Photo: Phillipe Carly (www.newwavephotos.com)
The Slits formed in 1976 when 14-year-old Ari Up (aka Arianna Forster) ran into her friend Palmolive at a Patti Smith gig in London. Palmolive suggested that Ari become the lead singer of a new all-girl punk band. She agreed on the spot, and the Slits, with borrowed equipment and knowledge of two, maybe three chords, were a reality.
They made some crude recordings that were never widely circulated, and it wasn't until they nabbed the opening spot on the Clash's White Riot tour of England in 1977 that they became a part of the punk pantheon. Despite this sudden notoriety, little was recorded by them in the early days, save for a couple of sessions of John Peel's BBC radio show.
These recordings place the Slits firmly in the punk rock aesthetic of blaring guitars and braying vocals. But it's not generic-sounding rant: Ari's voice bounces along, alternately hiccuping and bellowing to the stiff rhythms; the songs are meditations on alienation, but have a satiric, tongue-in-cheek quality instead of strident preachiness. It wasn't until 1979 that the group made their first proper record under the watchful, supportive eyes and ears of reggae vet Dennis Bovell.
But the Slits, due primarily to their interest in incorporating other forms of ethnic music into their mix, were leaping beyond what was commonly accepted as punk rock, and as a result, were no longer seen as a punk band. This probably didn't distress them in the least, as they were more interested in expanding the barriers of punk rock rather than simply adhering to "rules" that claimed all punk bands must bash out simplistic guitar rant.
By 1980 the Slits as a group were beginning to splinter and Ari had found herself as flatmate of the young producer, Adrian Sherwood, in the midst of gathering together cohorts for his On-U Sound record label and live shows. For Sherwood, having worked with the Slits in their Clash-supporting days, it was a logical progression along the experimentation axis for her to become one of the primary driving forces in the massed ranks of the New Age Steppers, alongside members of other luminaries of the era Rip, Rig & Panic, The Flying Lizards, Public Image Limited, The Raincoats, The Pop Group and Aswad, and so help launch the first wave of On-U releases.
Ari's characteristic vocalistic wails and warbles weren't pitch perfect, but in the spirit of the era, that frankly wasn't the point. In retrospect it adds a certain rough and ready charm to the proceedings - so much a part of the early On-U ethos design.
By the mid 80s Ari was well on the way to launching herself as a solo artist and consequently the New Age Steppers' 1983 album "Foundation Steppers" (ON-U LP21) was to be her last regular On-U appearance. Living in Jamaica, she continued to record and gig - most regularly in the USA - and in 2007 teamed back up with Sherwood to record the first new New Age Steppers material of over 20 years.
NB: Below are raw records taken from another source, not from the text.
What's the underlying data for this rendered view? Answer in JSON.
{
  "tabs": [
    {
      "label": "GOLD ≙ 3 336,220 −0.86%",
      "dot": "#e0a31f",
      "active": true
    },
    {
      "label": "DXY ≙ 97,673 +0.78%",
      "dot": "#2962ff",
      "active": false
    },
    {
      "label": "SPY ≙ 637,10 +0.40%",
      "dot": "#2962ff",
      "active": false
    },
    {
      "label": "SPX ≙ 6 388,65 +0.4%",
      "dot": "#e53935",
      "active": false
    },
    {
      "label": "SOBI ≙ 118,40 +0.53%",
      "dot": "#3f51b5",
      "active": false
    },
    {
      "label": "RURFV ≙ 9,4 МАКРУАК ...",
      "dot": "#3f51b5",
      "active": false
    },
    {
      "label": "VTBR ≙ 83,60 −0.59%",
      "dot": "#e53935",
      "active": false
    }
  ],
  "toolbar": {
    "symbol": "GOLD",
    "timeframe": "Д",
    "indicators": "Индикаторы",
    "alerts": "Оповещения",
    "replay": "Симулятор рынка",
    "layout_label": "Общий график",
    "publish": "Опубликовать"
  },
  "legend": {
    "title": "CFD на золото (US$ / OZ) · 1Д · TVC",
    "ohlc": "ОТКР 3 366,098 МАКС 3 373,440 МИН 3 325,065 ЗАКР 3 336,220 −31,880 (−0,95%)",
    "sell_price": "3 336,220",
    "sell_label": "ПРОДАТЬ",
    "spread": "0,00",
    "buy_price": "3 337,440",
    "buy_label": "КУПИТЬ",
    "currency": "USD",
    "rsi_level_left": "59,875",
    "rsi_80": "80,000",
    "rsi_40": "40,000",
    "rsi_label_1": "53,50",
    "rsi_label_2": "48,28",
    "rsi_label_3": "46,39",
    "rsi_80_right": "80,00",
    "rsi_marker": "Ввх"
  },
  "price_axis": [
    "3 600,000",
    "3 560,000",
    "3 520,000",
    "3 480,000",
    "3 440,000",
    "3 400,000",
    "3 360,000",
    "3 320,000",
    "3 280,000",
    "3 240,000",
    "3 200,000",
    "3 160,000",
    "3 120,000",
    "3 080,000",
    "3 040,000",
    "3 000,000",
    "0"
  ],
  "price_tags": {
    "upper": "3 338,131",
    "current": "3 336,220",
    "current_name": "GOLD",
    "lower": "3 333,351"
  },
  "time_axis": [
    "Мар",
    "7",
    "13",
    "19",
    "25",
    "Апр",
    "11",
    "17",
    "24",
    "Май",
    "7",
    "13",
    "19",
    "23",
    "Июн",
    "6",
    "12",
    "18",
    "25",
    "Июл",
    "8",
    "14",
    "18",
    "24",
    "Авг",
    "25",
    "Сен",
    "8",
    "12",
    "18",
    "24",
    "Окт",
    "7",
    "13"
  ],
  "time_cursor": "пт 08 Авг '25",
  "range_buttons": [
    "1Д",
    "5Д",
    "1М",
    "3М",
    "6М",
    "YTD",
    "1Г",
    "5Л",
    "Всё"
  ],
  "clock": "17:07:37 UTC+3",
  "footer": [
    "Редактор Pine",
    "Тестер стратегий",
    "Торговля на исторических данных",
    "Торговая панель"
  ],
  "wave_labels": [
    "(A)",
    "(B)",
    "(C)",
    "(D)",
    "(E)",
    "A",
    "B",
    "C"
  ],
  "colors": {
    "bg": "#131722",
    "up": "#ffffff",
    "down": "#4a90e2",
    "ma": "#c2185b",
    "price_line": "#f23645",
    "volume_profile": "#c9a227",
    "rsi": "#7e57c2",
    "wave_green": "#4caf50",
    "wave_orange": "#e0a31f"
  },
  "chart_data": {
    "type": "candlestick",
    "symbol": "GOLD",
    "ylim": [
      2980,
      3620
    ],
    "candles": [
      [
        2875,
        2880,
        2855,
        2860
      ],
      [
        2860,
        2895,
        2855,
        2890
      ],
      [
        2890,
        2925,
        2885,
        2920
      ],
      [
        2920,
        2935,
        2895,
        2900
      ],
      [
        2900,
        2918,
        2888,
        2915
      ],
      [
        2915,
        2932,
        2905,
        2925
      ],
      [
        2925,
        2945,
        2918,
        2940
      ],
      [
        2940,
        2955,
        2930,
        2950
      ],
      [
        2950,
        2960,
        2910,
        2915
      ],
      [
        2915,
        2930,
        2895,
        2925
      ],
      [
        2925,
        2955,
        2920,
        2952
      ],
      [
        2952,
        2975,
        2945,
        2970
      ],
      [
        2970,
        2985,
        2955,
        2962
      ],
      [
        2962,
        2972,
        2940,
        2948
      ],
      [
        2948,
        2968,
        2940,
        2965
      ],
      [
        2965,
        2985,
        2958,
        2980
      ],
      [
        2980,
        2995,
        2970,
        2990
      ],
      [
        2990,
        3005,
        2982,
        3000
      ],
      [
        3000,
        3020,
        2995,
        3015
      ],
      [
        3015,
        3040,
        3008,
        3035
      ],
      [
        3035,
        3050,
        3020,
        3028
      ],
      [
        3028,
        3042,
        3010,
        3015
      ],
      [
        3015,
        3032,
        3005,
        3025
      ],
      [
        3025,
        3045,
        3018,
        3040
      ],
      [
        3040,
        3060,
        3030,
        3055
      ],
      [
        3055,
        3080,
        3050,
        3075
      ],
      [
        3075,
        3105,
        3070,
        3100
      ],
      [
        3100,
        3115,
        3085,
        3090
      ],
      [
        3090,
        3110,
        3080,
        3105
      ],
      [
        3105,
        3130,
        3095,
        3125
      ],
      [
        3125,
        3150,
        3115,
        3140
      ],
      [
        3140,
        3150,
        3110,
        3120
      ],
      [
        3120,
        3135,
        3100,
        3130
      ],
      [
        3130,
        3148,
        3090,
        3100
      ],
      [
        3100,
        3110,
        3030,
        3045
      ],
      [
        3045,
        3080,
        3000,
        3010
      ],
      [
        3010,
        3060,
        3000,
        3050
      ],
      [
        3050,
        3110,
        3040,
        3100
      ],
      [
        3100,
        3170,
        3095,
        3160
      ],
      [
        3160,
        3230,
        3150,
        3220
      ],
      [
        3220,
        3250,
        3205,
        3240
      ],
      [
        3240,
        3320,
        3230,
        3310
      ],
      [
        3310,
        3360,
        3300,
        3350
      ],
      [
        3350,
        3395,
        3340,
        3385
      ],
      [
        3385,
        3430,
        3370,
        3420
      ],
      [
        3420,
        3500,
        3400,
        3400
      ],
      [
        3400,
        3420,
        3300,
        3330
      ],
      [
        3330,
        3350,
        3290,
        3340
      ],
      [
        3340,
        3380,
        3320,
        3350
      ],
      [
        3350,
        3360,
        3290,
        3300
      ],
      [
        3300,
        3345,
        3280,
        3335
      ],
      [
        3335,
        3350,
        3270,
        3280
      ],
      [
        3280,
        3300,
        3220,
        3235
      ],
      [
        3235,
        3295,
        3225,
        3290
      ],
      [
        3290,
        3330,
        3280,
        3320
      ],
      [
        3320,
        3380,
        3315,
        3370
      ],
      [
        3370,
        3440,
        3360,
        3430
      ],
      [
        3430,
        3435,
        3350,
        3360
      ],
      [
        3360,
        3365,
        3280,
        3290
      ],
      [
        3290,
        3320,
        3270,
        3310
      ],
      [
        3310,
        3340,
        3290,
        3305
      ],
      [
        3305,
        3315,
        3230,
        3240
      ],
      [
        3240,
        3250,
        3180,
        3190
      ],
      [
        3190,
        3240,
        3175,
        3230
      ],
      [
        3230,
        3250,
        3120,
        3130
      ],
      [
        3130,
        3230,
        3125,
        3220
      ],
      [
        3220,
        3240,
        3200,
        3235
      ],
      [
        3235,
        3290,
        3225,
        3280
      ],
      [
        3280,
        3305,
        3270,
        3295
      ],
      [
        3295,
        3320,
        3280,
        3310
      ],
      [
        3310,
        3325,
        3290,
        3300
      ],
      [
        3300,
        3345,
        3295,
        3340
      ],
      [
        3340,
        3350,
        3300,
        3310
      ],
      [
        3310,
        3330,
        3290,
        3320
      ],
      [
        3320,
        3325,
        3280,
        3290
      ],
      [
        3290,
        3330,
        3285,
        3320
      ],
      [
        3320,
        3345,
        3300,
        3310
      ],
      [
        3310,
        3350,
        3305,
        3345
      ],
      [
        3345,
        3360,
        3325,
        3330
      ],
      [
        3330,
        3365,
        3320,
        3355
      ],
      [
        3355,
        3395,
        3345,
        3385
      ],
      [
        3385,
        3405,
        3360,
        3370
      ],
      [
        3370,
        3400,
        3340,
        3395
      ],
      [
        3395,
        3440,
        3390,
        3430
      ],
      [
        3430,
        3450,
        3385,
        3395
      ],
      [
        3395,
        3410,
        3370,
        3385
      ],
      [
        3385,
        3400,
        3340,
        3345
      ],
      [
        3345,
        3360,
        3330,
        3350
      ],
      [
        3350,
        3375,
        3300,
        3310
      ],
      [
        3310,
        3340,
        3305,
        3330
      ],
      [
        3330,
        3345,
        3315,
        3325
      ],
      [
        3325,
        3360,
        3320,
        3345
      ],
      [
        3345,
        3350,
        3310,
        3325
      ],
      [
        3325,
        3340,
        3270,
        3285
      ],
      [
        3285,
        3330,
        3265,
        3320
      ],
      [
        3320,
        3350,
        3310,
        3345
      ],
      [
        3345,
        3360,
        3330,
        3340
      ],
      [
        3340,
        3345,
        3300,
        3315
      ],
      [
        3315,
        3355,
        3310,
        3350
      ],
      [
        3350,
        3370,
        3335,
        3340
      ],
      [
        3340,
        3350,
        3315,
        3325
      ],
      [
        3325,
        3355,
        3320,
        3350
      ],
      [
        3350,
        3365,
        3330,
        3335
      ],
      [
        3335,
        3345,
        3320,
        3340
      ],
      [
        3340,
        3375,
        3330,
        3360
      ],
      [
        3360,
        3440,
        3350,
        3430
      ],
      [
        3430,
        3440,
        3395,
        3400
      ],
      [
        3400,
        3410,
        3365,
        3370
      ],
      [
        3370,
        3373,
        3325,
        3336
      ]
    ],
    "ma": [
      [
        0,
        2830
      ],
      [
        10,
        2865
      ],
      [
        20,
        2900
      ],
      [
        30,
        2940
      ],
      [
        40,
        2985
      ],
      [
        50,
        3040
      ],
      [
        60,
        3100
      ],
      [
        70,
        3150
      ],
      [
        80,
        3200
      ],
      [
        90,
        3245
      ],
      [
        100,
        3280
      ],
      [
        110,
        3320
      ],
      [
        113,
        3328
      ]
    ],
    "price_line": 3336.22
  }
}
By the late 2000s, Ari was beginning to suffer from poor health but still appeared in the re-launched Slits on their 2009 'Trapped Animal' album, the first studio album for the group for almost 30 years. Sadly, she died of complications from her ongoing illness on 20 October 2010. The first voice ever to be heard on an On-U Sound record had faded away aged only 48.
(Compiled and supplemented from John Dougan's 'All Music Guide' entry formerly at www.musicmatch.com)